You should never turn your back on the bear for two reasons: one so that you don’t lose track of what it’s doing, and second, you don’t set off its pursue reflex.
If the bear gets scared and flies away, you should follow a perpendicular path to the one it traveled. Get out of there if you don’t want to run into more trouble.
Stop moving and maintain your position if the bear moves closer to you. Maintain your composure and watch the bear closely for any hints about its state of mind or intentions.
6. Put up a fight
Fight back if a bear attacks you inside your tent or if it sneaks up on you while you’re hiking and then attacks you.
This type of attack occurs relatively infrequently. Still, it can have significant consequences because it almost always indicates that the bear is searching for food and views you as potential prey.
Suppose you are out hiking and come across grizzly bears. In that case, you must contact a park ranger or another official working for a land agency as quickly as possible to assist in the prevention of other hikers coming into contact with bears.
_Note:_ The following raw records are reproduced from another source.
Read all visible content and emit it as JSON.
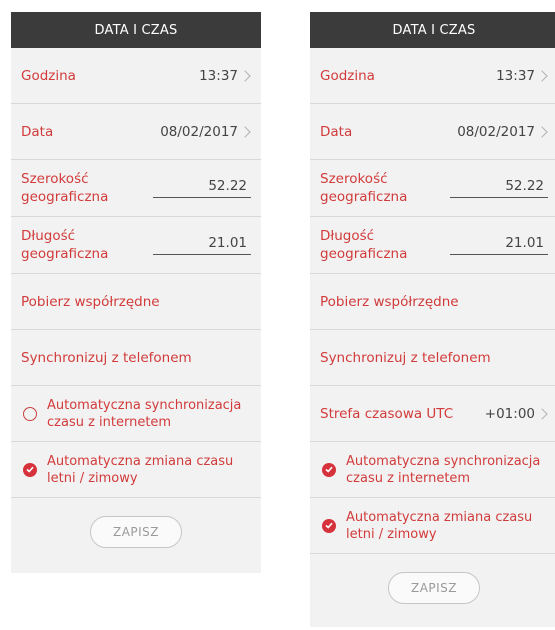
{
  "colors": {
    "header_bg": "#3b3b3b",
    "accent": "#d23b3b",
    "panel_bg": "#f2f2f2"
  },
  "screens": [
    {
      "header": "DATA I CZAS",
      "time": {
        "label": "Godzina",
        "value": "13:37"
      },
      "date": {
        "label": "Data",
        "value": "08/02/2017"
      },
      "latitude": {
        "label": "Szerokość geograficzna",
        "value": "52.22"
      },
      "longitude": {
        "label": "Długość geograficzna",
        "value": "21.01"
      },
      "fetch_coordinates": "Pobierz współrzędne",
      "sync_phone": "Synchronizuj z telefonem",
      "auto_sync": {
        "label": "Automatyczna synchronizacja czasu z internetem",
        "checked": false
      },
      "auto_dst": {
        "label": "Automatyczna zmiana czasu letni / zimowy",
        "checked": true
      },
      "save": "ZAPISZ"
    },
    {
      "header": "DATA I CZAS",
      "time": {
        "label": "Godzina",
        "value": "13:37"
      },
      "date": {
        "label": "Data",
        "value": "08/02/2017"
      },
      "latitude": {
        "label": "Szerokość geograficzna",
        "value": "52.22"
      },
      "longitude": {
        "label": "Długość geograficzna",
        "value": "21.01"
      },
      "fetch_coordinates": "Pobierz współrzędne",
      "sync_phone": "Synchronizuj z telefonem",
      "timezone": {
        "label": "Strefa czasowa UTC",
        "value": "+01:00"
      },
      "auto_sync": {
        "label": "Automatyczna synchronizacja czasu z internetem",
        "checked": true
      },
      "auto_dst": {
        "label": "Automatyczna zmiana czasu letni / zimowy",
        "checked": true
      },
      "save": "ZAPISZ"
    }
  ]
}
7. Bear Spray (Pepper Spray)
When venturing into the backcountry, it’s good to bring along some bear pepper spray just in case. It is a defensive weapon that can stop an aggressive bear that is charging toward or attacking the user.
Bear spray and human pepper spray are not the same things, even though they are used on an aggressor in the same way that mace is used on a person attacking you.
Be sure to go with a product bear country that has been given the go-light by the EPA and is intended to put an end to bears being aggressive. Because it is not a repellent, you should not apply it to any part of your body or your gear.
Check with the visitor center of the national park you intend to visit to see whether or not the use of bear pepper spray is recommended or permitted for the activities you have in mind.
What Measures do People Take if they get involved in Bear Encounters?
A trip to a national park rarely fails to be complete without at least one unforgettable bear sighting. Even while it is a thrilling experience, it is essential to keep in mind that the bears that live in national parks are wild and have the potential to cause harm.
Attacks on people are extremely uncommon, but they often result in serious injuries or even fatalities when they do happen. Their actions might often be difficult to predict. Because every bear and every encounter is different, no one approach can be applied universally to ensure one’s safety and work in all circumstances.
Your safety may be contingent on whether or not you successfully calm the bear. The vast majority of run-ins with bears result in no injuries. By adhering to some fundamental standards, the risk of potential harm can be reduced.
Always make sure to check with the nearest visitor center or backcountry office as soon as you reach a national park to obtain the most recent information on how to stay safe around bears.